++++ RECORDS SHOWN

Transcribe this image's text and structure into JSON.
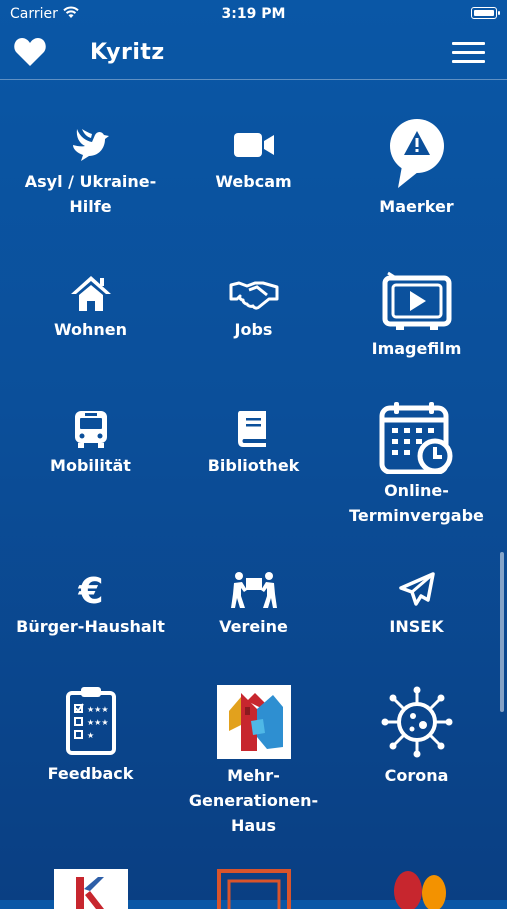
{
  "status": {
    "carrier": "Carrier",
    "time": "3:19 PM"
  },
  "nav": {
    "title": "Kyritz"
  },
  "tiles": [
    {
      "label": "Asyl / Ukraine-\nHilfe",
      "icon": "dove-icon"
    },
    {
      "label": "Webcam",
      "icon": "video-camera-icon"
    },
    {
      "label": "Maerker",
      "icon": "alert-pin-icon"
    },
    {
      "label": "Wohnen",
      "icon": "home-icon"
    },
    {
      "label": "Jobs",
      "icon": "handshake-icon"
    },
    {
      "label": "Imagefilm",
      "icon": "tv-play-icon"
    },
    {
      "label": "Mobilität",
      "icon": "bus-icon"
    },
    {
      "label": "Bibliothek",
      "icon": "book-icon"
    },
    {
      "label": "Online-\nTerminvergabe",
      "icon": "calendar-clock-icon"
    },
    {
      "label": "Bürger-Haushalt",
      "icon": "euro-icon"
    },
    {
      "label": "Vereine",
      "icon": "people-carry-icon"
    },
    {
      "label": "INSEK",
      "icon": "paper-plane-icon"
    },
    {
      "label": "Feedback",
      "icon": "clipboard-icon"
    },
    {
      "label": "Mehr-\nGenerationen-\nHaus",
      "icon": "house-logo-icon"
    },
    {
      "label": "Corona",
      "icon": "virus-icon"
    }
  ]
}
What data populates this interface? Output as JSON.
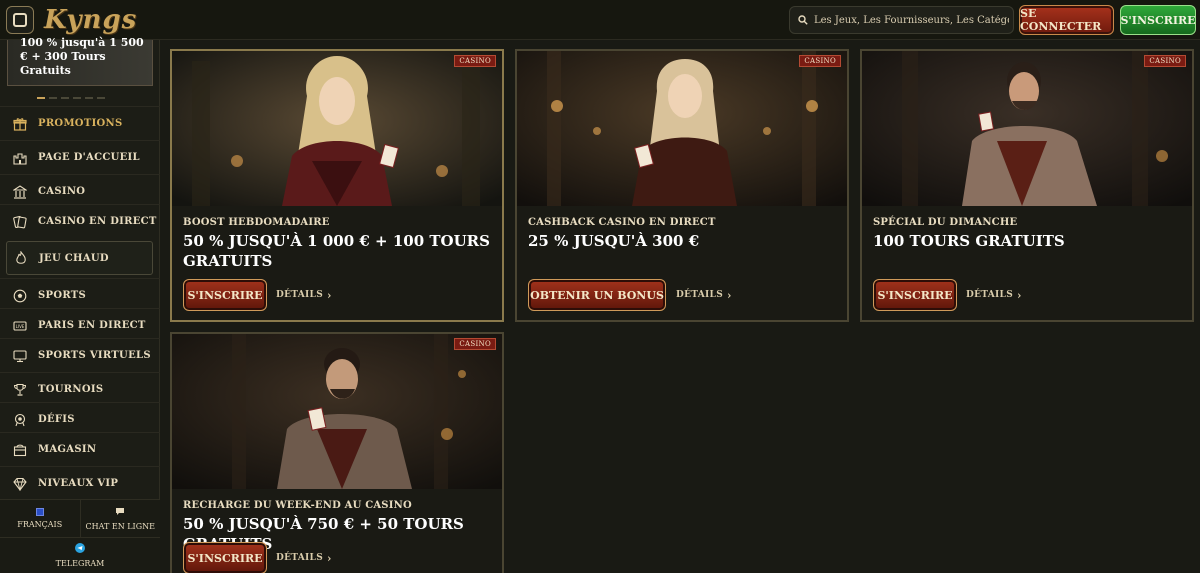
{
  "header": {
    "logo": "Kyngs",
    "search_placeholder": "Les Jeux, Les Fournisseurs, Les Catégories",
    "login_label": "SE CONNECTER",
    "signup_label": "S'INSCRIRE"
  },
  "sidebar": {
    "banner_text": "100 % jusqu'à 1 500 € + 300 Tours Gratuits",
    "items": [
      {
        "label": "PROMOTIONS",
        "icon": "gift-icon"
      },
      {
        "label": "PAGE D'ACCUEIL",
        "icon": "castle-icon"
      },
      {
        "label": "CASINO",
        "icon": "casino-building-icon"
      },
      {
        "label": "CASINO EN DIRECT",
        "icon": "cards-icon"
      },
      {
        "label": "JEU CHAUD",
        "icon": "flame-icon"
      },
      {
        "label": "SPORTS",
        "icon": "soccer-ball-icon"
      },
      {
        "label": "PARIS EN DIRECT",
        "icon": "live-tv-icon"
      },
      {
        "label": "SPORTS VIRTUELS",
        "icon": "monitor-icon"
      },
      {
        "label": "TOURNOIS",
        "icon": "trophy-icon"
      },
      {
        "label": "DÉFIS",
        "icon": "challenge-icon"
      },
      {
        "label": "MAGASIN",
        "icon": "shop-icon"
      },
      {
        "label": "NIVEAUX VIP",
        "icon": "diamond-icon"
      }
    ],
    "language_label": "FRANÇAIS",
    "chat_label": "CHAT EN LIGNE",
    "telegram_label": "TELEGRAM"
  },
  "cards": [
    {
      "tag": "CASINO",
      "subtitle": "BOOST HEBDOMADAIRE",
      "title": "50 % JUSQU'À 1 000 € + 100 TOURS GRATUITS",
      "cta": "S'INSCRIRE",
      "details": "DÉTAILS"
    },
    {
      "tag": "CASINO",
      "subtitle": "CASHBACK CASINO EN DIRECT",
      "title": "25 % JUSQU'À 300 €",
      "cta": "OBTENIR UN BONUS",
      "details": "DÉTAILS"
    },
    {
      "tag": "CASINO",
      "subtitle": "SPÉCIAL DU DIMANCHE",
      "title": "100 TOURS GRATUITS",
      "cta": "S'INSCRIRE",
      "details": "DÉTAILS"
    },
    {
      "tag": "CASINO",
      "subtitle": "RECHARGE DU WEEK-END AU CASINO",
      "title": "50 % JUSQU'À 750 € + 50 TOURS GRATUITS",
      "cta": "S'INSCRIRE",
      "details": "DÉTAILS"
    }
  ],
  "colors": {
    "background": "#191a14",
    "gold_accent": "#c9a35a",
    "cta_red": "#a3321c",
    "signup_green": "#2fa83a"
  }
}
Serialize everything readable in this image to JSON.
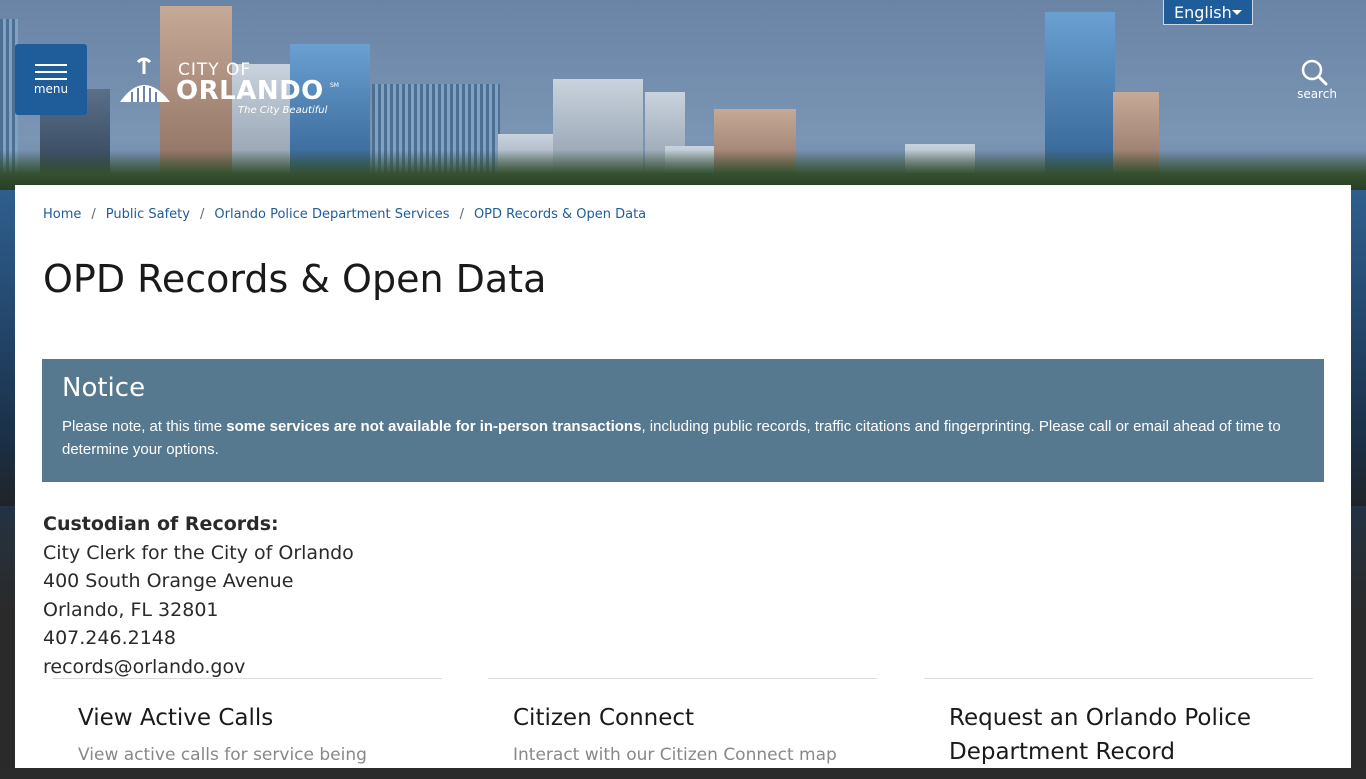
{
  "header": {
    "language": "English",
    "menu_label": "menu",
    "logo": {
      "city_of": "CITY OF",
      "orlando": "ORLANDO",
      "sm": "SM",
      "tagline": "The City Beautiful"
    },
    "search_label": "search"
  },
  "breadcrumb": [
    "Home",
    "Public Safety",
    "Orlando Police Department Services",
    "OPD Records & Open Data"
  ],
  "page_title": "OPD Records & Open Data",
  "notice": {
    "title": "Notice",
    "text_before": "Please note, at this time ",
    "text_bold": "some services are not available for in-person transactions",
    "text_after": ", including public records, traffic citations and fingerprinting. Please call or email ahead of time to determine your options."
  },
  "custodian": {
    "label": "Custodian of Records:",
    "name": "City Clerk for the City of Orlando",
    "street": "400 South Orange Avenue",
    "city": "Orlando, FL 32801",
    "phone": "407.246.2148",
    "email": "records@orlando.gov"
  },
  "cards": [
    {
      "title": "View Active Calls",
      "desc": "View active calls for service being"
    },
    {
      "title": "Citizen Connect",
      "desc": "Interact with our Citizen Connect map"
    },
    {
      "title": "Request an Orlando Police Department Record",
      "desc": ""
    }
  ],
  "colors": {
    "brand_blue": "#1f5c9a",
    "notice_bg": "#56798f"
  }
}
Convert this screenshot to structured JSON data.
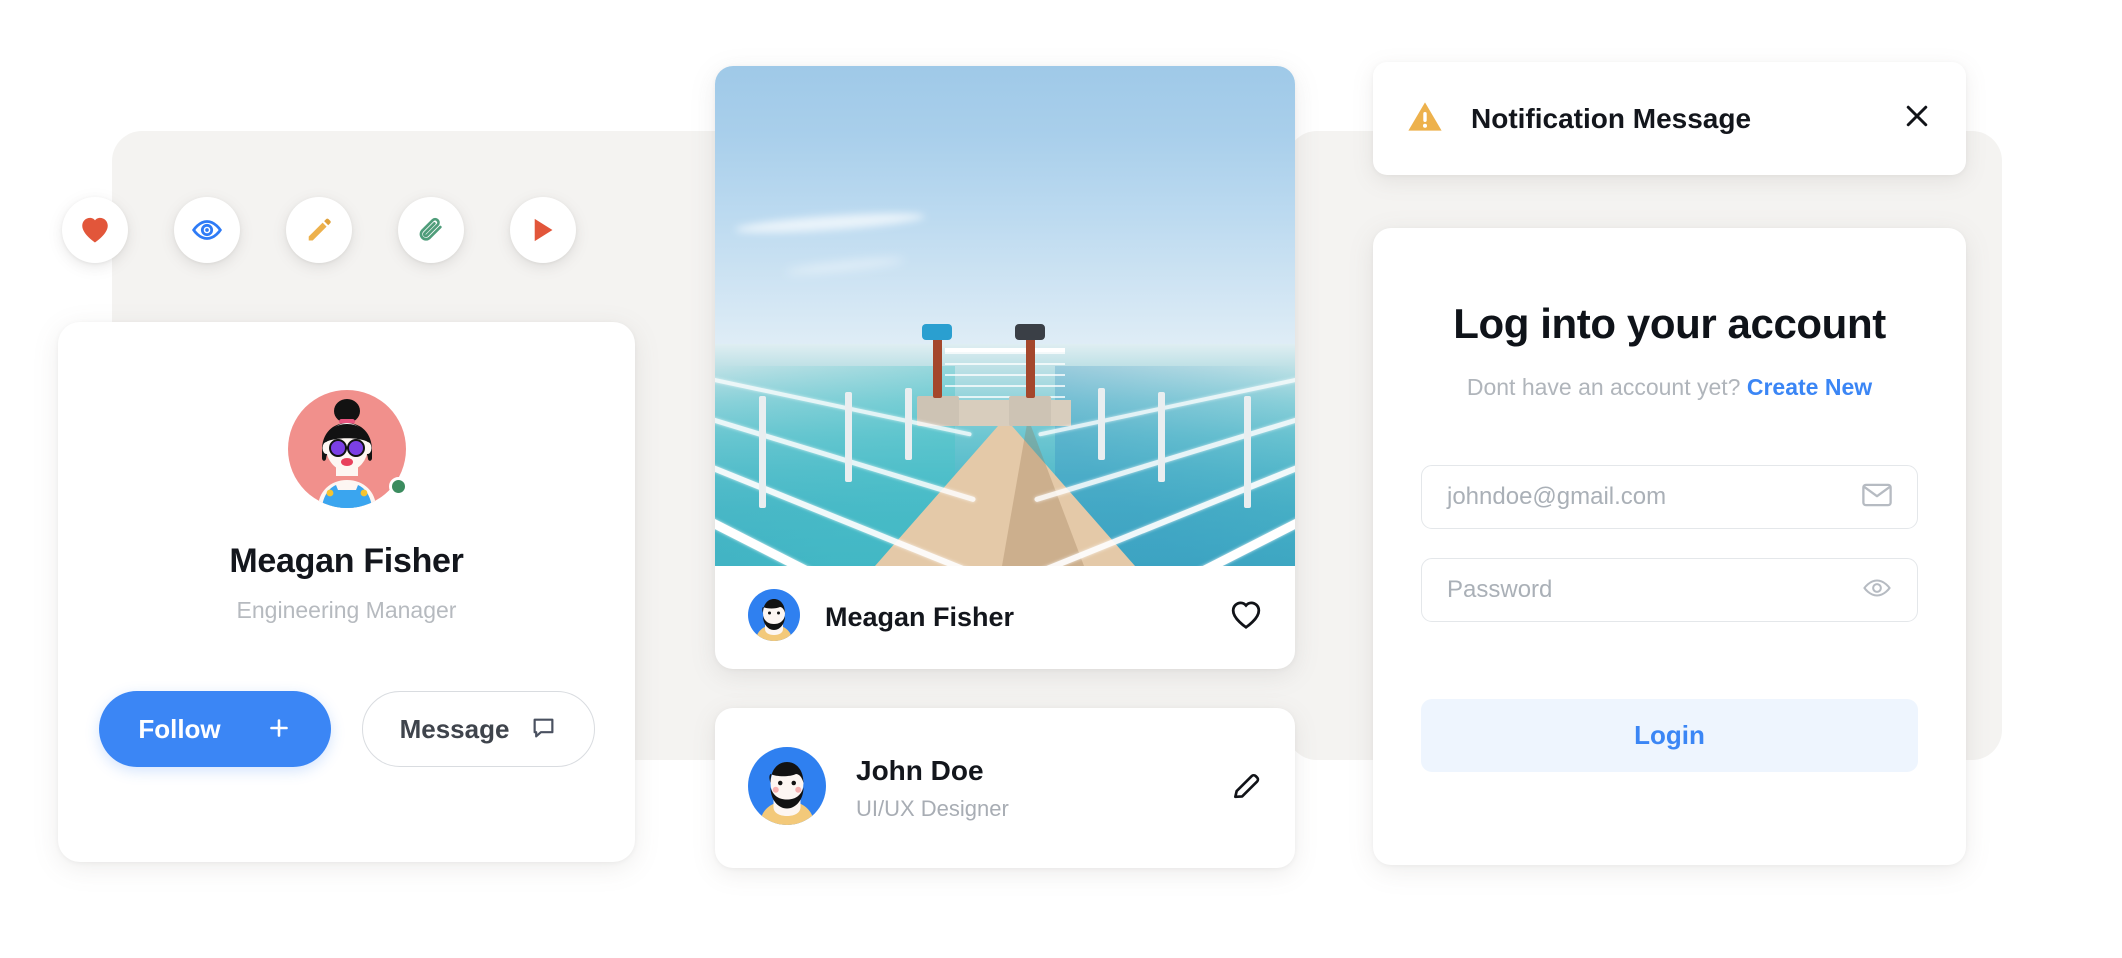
{
  "action_icons": [
    {
      "name": "heart-icon",
      "label": "Like",
      "color": "#e2563a"
    },
    {
      "name": "eye-icon",
      "label": "View",
      "color": "#2e7bf6"
    },
    {
      "name": "pencil-icon",
      "label": "Edit",
      "color": "#edb14c"
    },
    {
      "name": "paperclip-icon",
      "label": "Attach",
      "color": "#4f9d7a"
    },
    {
      "name": "play-icon",
      "label": "Play",
      "color": "#e2563a"
    }
  ],
  "profile_card": {
    "name": "Meagan Fisher",
    "role": "Engineering Manager",
    "status": "online",
    "status_color": "#3b8c5f",
    "follow_label": "Follow",
    "message_label": "Message",
    "follow_color": "#3b86f5"
  },
  "photo_card": {
    "image_alt": "Wooden pier with white railings over turquoise ocean",
    "username": "Meagan Fisher",
    "favorite_state": "not-favorited"
  },
  "person_card": {
    "name": "John Doe",
    "role": "UI/UX Designer"
  },
  "notification": {
    "message": "Notification Message",
    "severity": "warning",
    "severity_color": "#edb14c"
  },
  "login": {
    "title": "Log into your account",
    "subtitle_text": "Dont have an account yet?",
    "create_link": "Create New",
    "email_placeholder": "johndoe@gmail.com",
    "password_placeholder": "Password",
    "login_label": "Login",
    "accent_color": "#3b86f5"
  }
}
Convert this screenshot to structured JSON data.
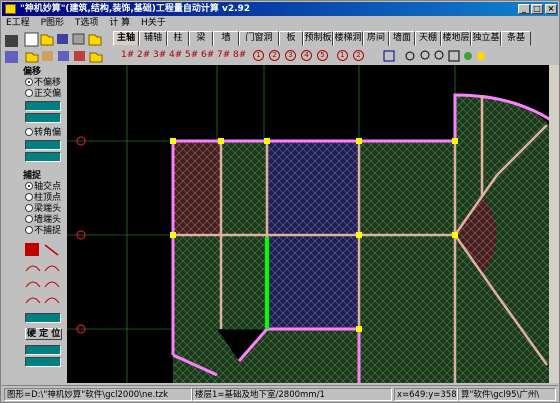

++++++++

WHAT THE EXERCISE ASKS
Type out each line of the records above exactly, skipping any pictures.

ANSWER TO THIS TASK
Transcribe this image's text and structure into JSON.
{
  "status": {
    "carrier": "Carrier",
    "time": "3:19 PM"
  },
  "nav": {
    "title": "Kyritz"
  },
  "tiles": [
    {
      "label": "Asyl / Ukraine-\nHilfe",
      "icon": "dove-icon"
    },
    {
      "label": "Webcam",
      "icon": "video-camera-icon"
    },
    {
      "label": "Maerker",
      "icon": "alert-pin-icon"
    },
    {
      "label": "Wohnen",
      "icon": "home-icon"
    },
    {
      "label": "Jobs",
      "icon": "handshake-icon"
    },
    {
      "label": "Imagefilm",
      "icon": "tv-play-icon"
    },
    {
      "label": "Mobilität",
      "icon": "bus-icon"
    },
    {
      "label": "Bibliothek",
      "icon": "book-icon"
    },
    {
      "label": "Online-\nTerminvergabe",
      "icon": "calendar-clock-icon"
    },
    {
      "label": "Bürger-Haushalt",
      "icon": "euro-icon"
    },
    {
      "label": "Vereine",
      "icon": "people-carry-icon"
    },
    {
      "label": "INSEK",
      "icon": "paper-plane-icon"
    },
    {
      "label": "Feedback",
      "icon": "clipboard-icon"
    },
    {
      "label": "Mehr-\nGenerationen-\nHaus",
      "icon": "house-logo-icon"
    },
    {
      "label": "Corona",
      "icon": "virus-icon"
    }
  ]
}
What data populates this interface? Output as JSON.
{
  "header": {
    "logo": "Kyngs",
    "search_placeholder": "Les Jeux, Les Fournisseurs, Les Catégories",
    "login_label": "SE CONNECTER",
    "signup_label": "S'INSCRIRE"
  },
  "sidebar": {
    "banner_text": "100 % jusqu'à 1 500 € + 300 Tours Gratuits",
    "items": [
      {
        "label": "PROMOTIONS",
        "icon": "gift-icon"
      },
      {
        "label": "PAGE D'ACCUEIL",
        "icon": "castle-icon"
      },
      {
        "label": "CASINO",
        "icon": "casino-building-icon"
      },
      {
        "label": "CASINO EN DIRECT",
        "icon": "cards-icon"
      },
      {
        "label": "JEU CHAUD",
        "icon": "flame-icon"
      },
      {
        "label": "SPORTS",
        "icon": "soccer-ball-icon"
      },
      {
        "label": "PARIS EN DIRECT",
        "icon": "live-tv-icon"
      },
      {
        "label": "SPORTS VIRTUELS",
        "icon": "monitor-icon"
      },
      {
        "label": "TOURNOIS",
        "icon": "trophy-icon"
      },
      {
        "label": "DÉFIS",
        "icon": "challenge-icon"
      },
      {
        "label": "MAGASIN",
        "icon": "shop-icon"
      },
      {
        "label": "NIVEAUX VIP",
        "icon": "diamond-icon"
      }
    ],
    "language_label": "FRANÇAIS",
    "chat_label": "CHAT EN LIGNE",
    "telegram_label": "TELEGRAM"
  },
  "cards": [
    {
      "tag": "CASINO",
      "subtitle": "BOOST HEBDOMADAIRE",
      "title": "50 % JUSQU'À 1 000 € + 100 TOURS GRATUITS",
      "cta": "S'INSCRIRE",
      "details": "DÉTAILS"
    },
    {
      "tag": "CASINO",
      "subtitle": "CASHBACK CASINO EN DIRECT",
      "title": "25 % JUSQU'À 300 €",
      "cta": "OBTENIR UN BONUS",
      "details": "DÉTAILS"
    },
    {
      "tag": "CASINO",
      "subtitle": "SPÉCIAL DU DIMANCHE",
      "title": "100 TOURS GRATUITS",
      "cta": "S'INSCRIRE",
      "details": "DÉTAILS"
    },
    {
      "tag": "CASINO",
      "subtitle": "RECHARGE DU WEEK-END AU CASINO",
      "title": "50 % JUSQU'À 750 € + 50 TOURS GRATUITS",
      "cta": "S'INSCRIRE",
      "details": "DÉTAILS"
    }
  ],
  "colors": {
    "background": "#191a14",
    "gold_accent": "#c9a35a",
    "cta_red": "#a3321c",
    "signup_green": "#2fa83a"
  }
}
Serialize everything readable in this image to JSON.
{
  "header": {
    "language": "English",
    "menu_label": "menu",
    "logo": {
      "city_of": "CITY OF",
      "orlando": "ORLANDO",
      "sm": "SM",
      "tagline": "The City Beautiful"
    },
    "search_label": "search"
  },
  "breadcrumb": [
    "Home",
    "Public Safety",
    "Orlando Police Department Services",
    "OPD Records & Open Data"
  ],
  "page_title": "OPD Records & Open Data",
  "notice": {
    "title": "Notice",
    "text_before": "Please note, at this time ",
    "text_bold": "some services are not available for in-person transactions",
    "text_after": ", including public records, traffic citations and fingerprinting. Please call or email ahead of time to determine your options."
  },
  "custodian": {
    "label": "Custodian of Records:",
    "name": "City Clerk for the City of Orlando",
    "street": "400 South Orange Avenue",
    "city": "Orlando, FL 32801",
    "phone": "407.246.2148",
    "email": "records@orlando.gov"
  },
  "cards": [
    {
      "title": "View Active Calls",
      "desc": "View active calls for service being"
    },
    {
      "title": "Citizen Connect",
      "desc": "Interact with our Citizen Connect map"
    },
    {
      "title": "Request an Orlando Police Department Record",
      "desc": ""
    }
  ],
  "colors": {
    "brand_blue": "#1f5c9a",
    "notice_bg": "#56798f"
  }
}
Convert this screenshot to structured JSON data.
{
  "action_icons": [
    {
      "name": "heart-icon",
      "label": "Like",
      "color": "#e2563a"
    },
    {
      "name": "eye-icon",
      "label": "View",
      "color": "#2e7bf6"
    },
    {
      "name": "pencil-icon",
      "label": "Edit",
      "color": "#edb14c"
    },
    {
      "name": "paperclip-icon",
      "label": "Attach",
      "color": "#4f9d7a"
    },
    {
      "name": "play-icon",
      "label": "Play",
      "color": "#e2563a"
    }
  ],
  "profile_card": {
    "name": "Meagan Fisher",
    "role": "Engineering Manager",
    "status": "online",
    "status_color": "#3b8c5f",
    "follow_label": "Follow",
    "message_label": "Message",
    "follow_color": "#3b86f5"
  },
  "photo_card": {
    "image_alt": "Wooden pier with white railings over turquoise ocean",
    "username": "Meagan Fisher",
    "favorite_state": "not-favorited"
  },
  "person_card": {
    "name": "John Doe",
    "role": "UI/UX Designer"
  },
  "notification": {
    "message": "Notification Message",
    "severity": "warning",
    "severity_color": "#edb14c"
  },
  "login": {
    "title": "Log into your account",
    "subtitle_text": "Dont have an account yet?",
    "create_link": "Create New",
    "email_placeholder": "johndoe@gmail.com",
    "password_placeholder": "Password",
    "login_label": "Login",
    "accent_color": "#3b86f5"
  }
}
Convert this screenshot to structured JSON data.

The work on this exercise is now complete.